Kumar N, Shekhar C, Kumar P, Kundu AS. Kuppuswamys socio- economic status scale-Updating for 2007. Indian J Pediatr. 2007;74:




Shah D, Sachdev HPS. Measuring undernutrition and overnutrition in children. In: Vir SC, editor. Public Health Nutrition in Developing Countries. 1 ed. New Delhi: Woodhead Publishing India Pvt Ltd; 2011. p. 108150.


Homøe P, Prag J, Olsen CB, Farholt S. Nasopharyngeal bacteria found on blood agar plates from healthy children in Greenland. Int J Circumpolar Health. 1998;57:329.


Agarwal R, Singh V, Yewale V. RTI Facts. IAP Consensus Guidelines on Rational Management of Respiratory Tract Infections in Children. Mumbai: Indian Academy of Pediatrics; 2006.


Mernendez R, Torres A. Treatment failure in community acquired pneumonia. Chest. 2007;132:134855.


Institute of Medicine Food and Nutrition Board. Dietary Reference Intakes for Calcium and Vitamin D. Washington, DC: National Academy Press; 2011.


Mathew JL, Singhi S, Ray P, et al. Etiology of community acquired pneumonia among children in India: prospective, cohort study. J Glob Health. 2015;5:050418.


El Seify MY, Fouda EM, Ibrahim HM, et al. Microbial etiology of community acquired pneumonia among infant and children admit- ted to the pediatric hospital, Ain Shams University. Eur J Microbiol Immunol (Bp). 2016;6:20614.


Hazir T, Fox LM, Nisar YB, et al. Ambulatory short-course high- dose oral amoxicillin for treatment of severe pneumonia in children:


randomised equivalency trial. Lancet. 2008;371:4956.


Tiewsoh K, Lodha R, Pandey RM, Broor S, Kalaivani M, Kabra SK. Factors determining the outcome of children hospitalized with severe pneumonia. BMC Pediatr. 2009;9:15.

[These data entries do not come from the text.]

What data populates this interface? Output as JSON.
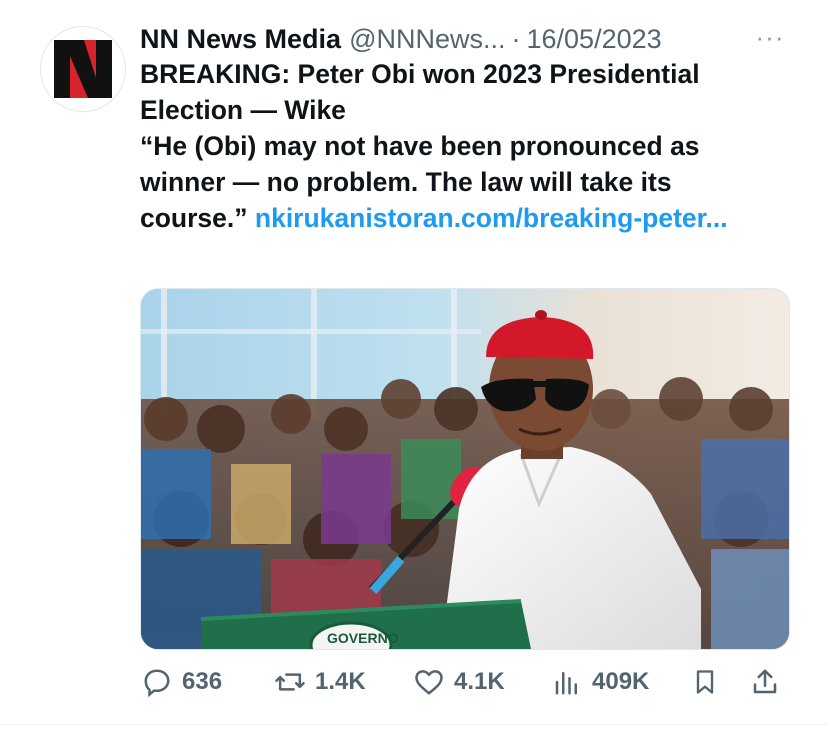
{
  "tweet": {
    "author_name": "NN News Media",
    "author_handle": "@NNNews...",
    "separator": "·",
    "date": "16/05/2023",
    "more_label": "···",
    "headline": "BREAKING: Peter Obi won 2023 Presidential Election — Wike",
    "quote": "“He (Obi) may not have been pronounced as winner — no problem. The law will take its course.”",
    "link": "nkirukanistoran.com/breaking-peter...",
    "avatar_logo_text": "N",
    "media_alt": "Man in red cap and sunglasses speaking at a green podium in front of a seated crowd",
    "podium_text": "GOVERNO"
  },
  "actions": {
    "replies": "636",
    "retweets": "1.4K",
    "likes": "4.1K",
    "views": "409K"
  },
  "colors": {
    "text": "#0f1419",
    "secondary": "#536471",
    "link": "#1d9bf0",
    "logo_red": "#d7232b",
    "logo_black": "#111111",
    "cap_red": "#d3182a",
    "podium_green": "#1f6f4a"
  },
  "icons": [
    "reply-icon",
    "retweet-icon",
    "like-icon",
    "views-icon",
    "bookmark-icon",
    "share-icon",
    "more-icon"
  ]
}
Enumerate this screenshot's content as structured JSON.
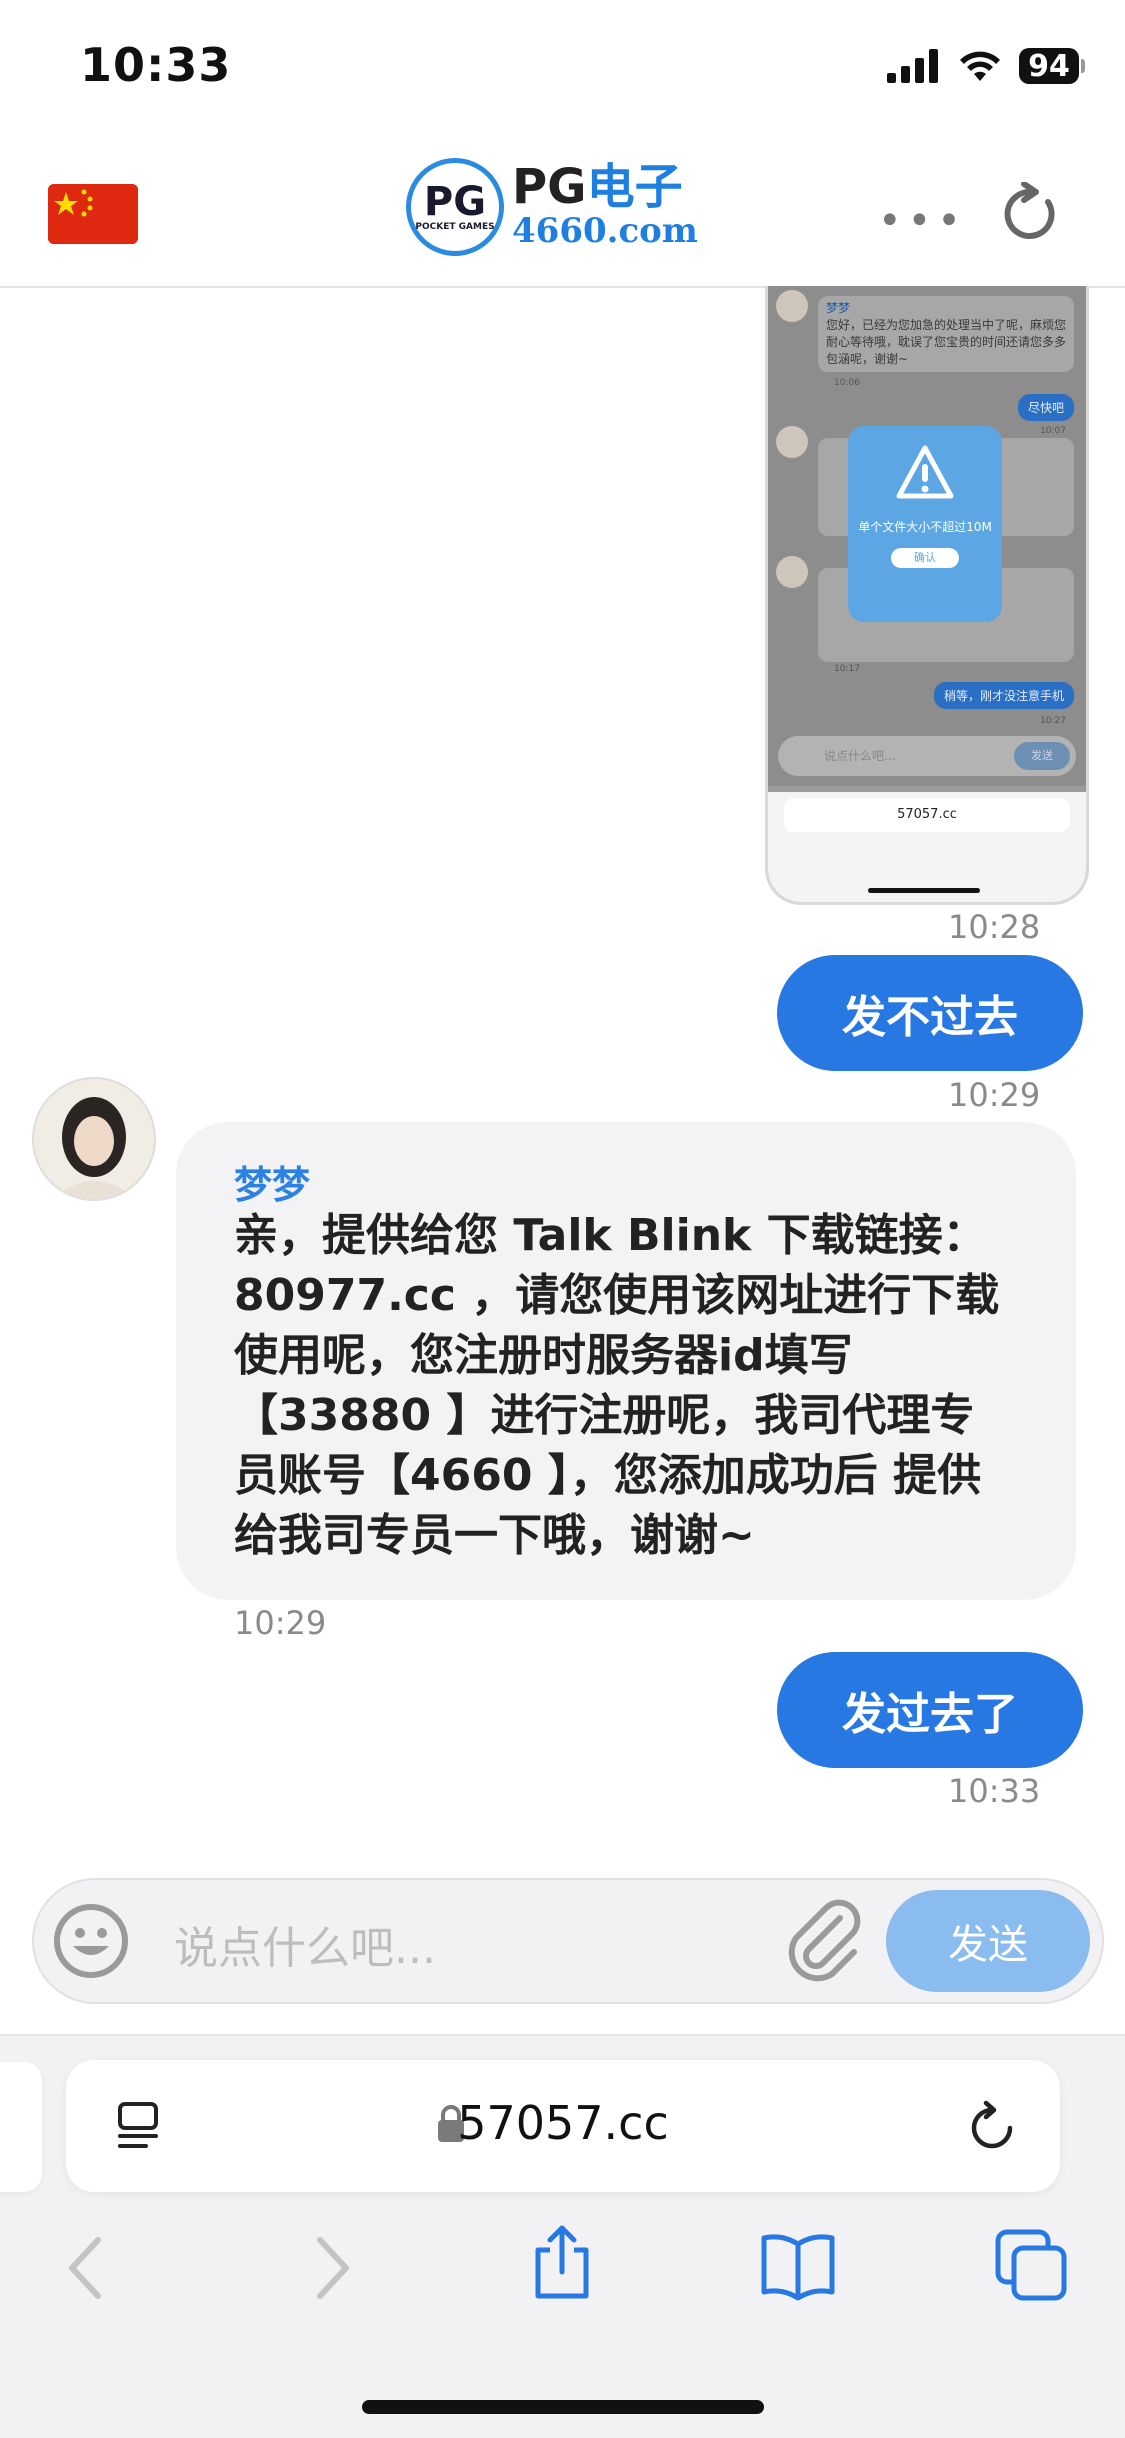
{
  "status": {
    "time": "10:33",
    "battery": "94"
  },
  "header": {
    "logo_mark": "PG",
    "logo_mark_sub": "POCKET GAMES",
    "logo_pg": "PG",
    "logo_dz": "电子",
    "logo_domain": "4660.com",
    "more": "•••"
  },
  "messages": [
    {
      "type": "image",
      "time": "10:28"
    },
    {
      "type": "sent",
      "text": "发不过去",
      "time": "10:29"
    },
    {
      "type": "received",
      "name": "梦梦",
      "text": "亲，提供给您 Talk Blink 下载链接： 80977.cc ，请您使用该网址进行下载使用呢，您注册时服务器id填写【33880 】进行注册呢，我司代理专员账号【4660 】，您添加成功后 提供给我司专员一下哦，谢谢~",
      "time": "10:29"
    },
    {
      "type": "sent",
      "text": "发过去了",
      "time": "10:33"
    }
  ],
  "screenshot": {
    "name1": "梦梦",
    "text1": "您好，已经为您加急的处理当中了呢，麻烦您耐心等待哦，耽误了您宝贵的时间还请您多多包涵呢，谢谢~",
    "time1": "10:06",
    "blue1": "尽快吧",
    "time2": "10:07",
    "alert_text": "单个文件大小不超过10M",
    "alert_ok": "确认",
    "time3": "10:17",
    "blue2": "稍等，刚才没注意手机",
    "time4": "10:27",
    "placeholder": "说点什么吧...",
    "send": "发送",
    "url": "57057.cc"
  },
  "composer": {
    "placeholder": "说点什么吧...",
    "send_label": "发送"
  },
  "browser": {
    "url": "57057.cc"
  }
}
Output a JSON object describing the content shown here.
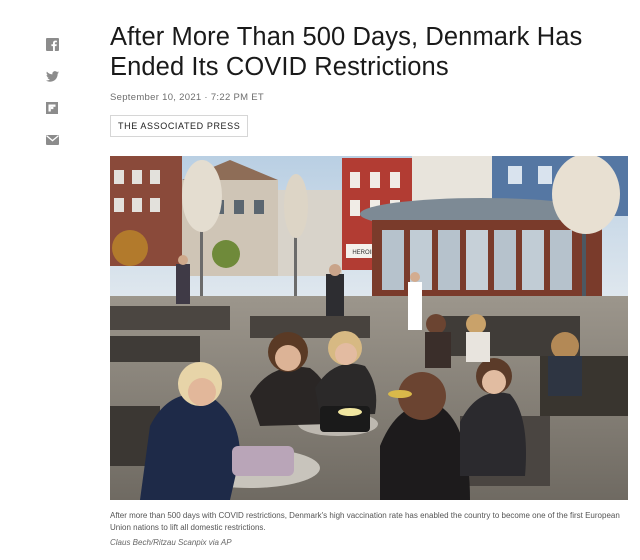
{
  "share": {
    "icons": [
      "facebook-icon",
      "twitter-icon",
      "flipboard-icon",
      "email-icon"
    ]
  },
  "article": {
    "headline": "After More Than 500 Days, Denmark Has Ended Its COVID Restrictions",
    "dateline": "September 10, 2021 · 7:22 PM ET",
    "source": "THE ASSOCIATED PRESS",
    "photo": {
      "storefront_sign": "HEROINES"
    },
    "caption": "After more than 500 days with COVID restrictions, Denmark's high vaccination rate has enabled the country to become one of the first European Union nations to lift all domestic restrictions.",
    "credit": "Claus Bech/Ritzau Scanpix via AP"
  },
  "colors": {
    "share_icon": "#8c8c8c",
    "text": "#1a1a1a",
    "muted": "#6e6e6e"
  }
}
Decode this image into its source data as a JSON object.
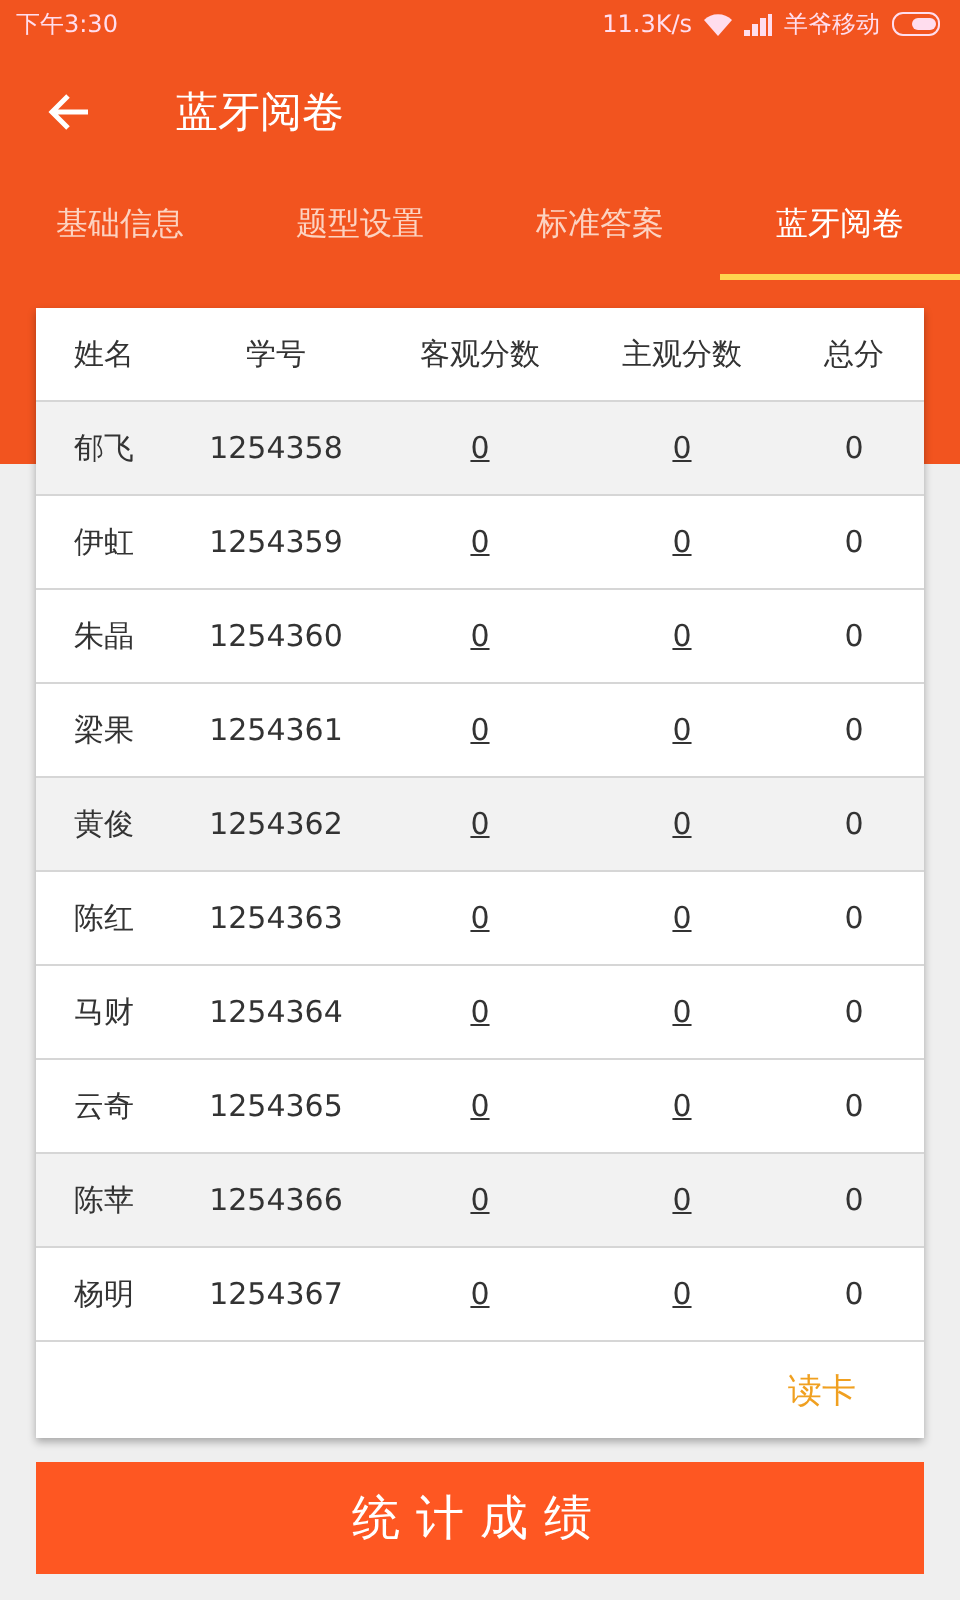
{
  "status_bar": {
    "time": "下午3:30",
    "speed": "11.3K/s",
    "carrier": "羊爷移动"
  },
  "toolbar": {
    "title": "蓝牙阅卷"
  },
  "tabs": [
    {
      "label": "基础信息",
      "selected": false
    },
    {
      "label": "题型设置",
      "selected": false
    },
    {
      "label": "标准答案",
      "selected": false
    },
    {
      "label": "蓝牙阅卷",
      "selected": true
    }
  ],
  "table": {
    "columns": [
      "姓名",
      "学号",
      "客观分数",
      "主观分数",
      "总分"
    ],
    "rows": [
      {
        "name": "郁飞",
        "id": "1254358",
        "objective": "0",
        "subjective": "0",
        "total": "0",
        "highlighted": true
      },
      {
        "name": "伊虹",
        "id": "1254359",
        "objective": "0",
        "subjective": "0",
        "total": "0",
        "highlighted": false
      },
      {
        "name": "朱晶",
        "id": "1254360",
        "objective": "0",
        "subjective": "0",
        "total": "0",
        "highlighted": false
      },
      {
        "name": "梁果",
        "id": "1254361",
        "objective": "0",
        "subjective": "0",
        "total": "0",
        "highlighted": false
      },
      {
        "name": "黄俊",
        "id": "1254362",
        "objective": "0",
        "subjective": "0",
        "total": "0",
        "highlighted": true
      },
      {
        "name": "陈红",
        "id": "1254363",
        "objective": "0",
        "subjective": "0",
        "total": "0",
        "highlighted": false
      },
      {
        "name": "马财",
        "id": "1254364",
        "objective": "0",
        "subjective": "0",
        "total": "0",
        "highlighted": false
      },
      {
        "name": "云奇",
        "id": "1254365",
        "objective": "0",
        "subjective": "0",
        "total": "0",
        "highlighted": false
      },
      {
        "name": "陈苹",
        "id": "1254366",
        "objective": "0",
        "subjective": "0",
        "total": "0",
        "highlighted": true
      },
      {
        "name": "杨明",
        "id": "1254367",
        "objective": "0",
        "subjective": "0",
        "total": "0",
        "highlighted": false
      }
    ],
    "read_card_link": "读卡"
  },
  "stats_button": "统计成绩"
}
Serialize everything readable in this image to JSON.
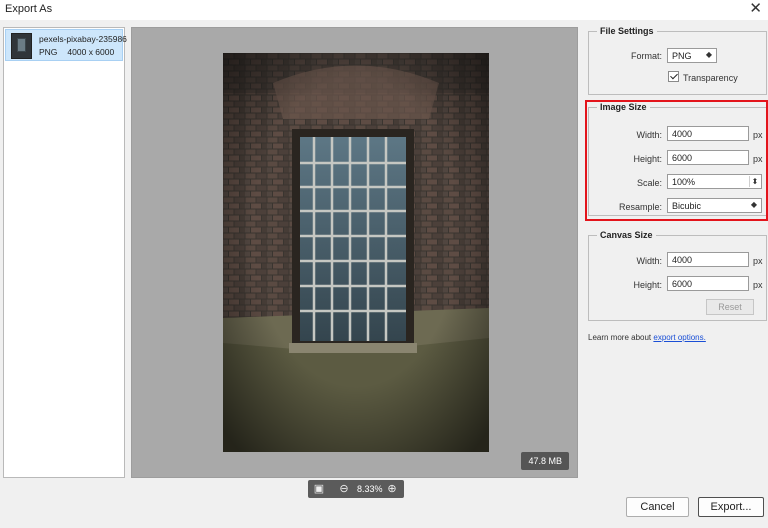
{
  "window": {
    "title": "Export As",
    "close_icon": "close-icon"
  },
  "assets": [
    {
      "name": "pexels-pixabay-235986",
      "format": "PNG",
      "dimensions": "4000 x 6000",
      "selected": true
    }
  ],
  "preview": {
    "file_size": "47.8 MB",
    "zoom": "8.33%"
  },
  "file_settings": {
    "legend": "File Settings",
    "format_label": "Format:",
    "format_value": "PNG",
    "transparency_label": "Transparency",
    "transparency_checked": true
  },
  "image_size": {
    "legend": "Image Size",
    "width_label": "Width:",
    "width_value": "4000",
    "width_unit": "px",
    "height_label": "Height:",
    "height_value": "6000",
    "height_unit": "px",
    "scale_label": "Scale:",
    "scale_value": "100%",
    "resample_label": "Resample:",
    "resample_value": "Bicubic",
    "highlight_color": "#e3141b"
  },
  "canvas_size": {
    "legend": "Canvas Size",
    "width_label": "Width:",
    "width_value": "4000",
    "width_unit": "px",
    "height_label": "Height:",
    "height_value": "6000",
    "height_unit": "px",
    "reset_label": "Reset"
  },
  "learn_more": {
    "prefix": "Learn more about ",
    "link": "export options."
  },
  "footer": {
    "cancel_label": "Cancel",
    "export_label": "Export..."
  }
}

Suwanjutha S, Ruangkanchanasetr S, Chantarojanasiri T, Hotrakitya S. Risk factors associated with morbidity and mortality of pneumonia in Thai children under 5 years. Southeast Asian J Trop Med Public Health. 1994;25:606.


Djelantik IG, Gessner BD, Sutanto A, Steinhoff M, Linehan M,

Moulton LH, et al. Case fatality proportions and predictive factors for mortality among children hospitalized with severe pneumonia in


rural developing country setting. J Trop Pediatr. 2003;49:32732.


Addo-Yobo E, Anh DD, El-Sayed HF. Outpatient treatment of chil- dren with severe pneumonia with oral amoxicillin in four countries:

the MASS study. Trop Med Int Health. 2011;16:9951006.


Kusel MMH, Merci MH, de Klerk, Nicholas H, Holt, Patrick G et al. Role of Respiratory Viruses in Acute Upper and Lower Respiratory Tract Illness in the First Year of Life: A Birth Cohort Study. Pediatr Infect Dis J. 2006;25:6806.


Ruuskanen O, Lahti E, Jennings LC, Murdoch DR. Viral pneumo- nia. Lancet. 2011;377:126475.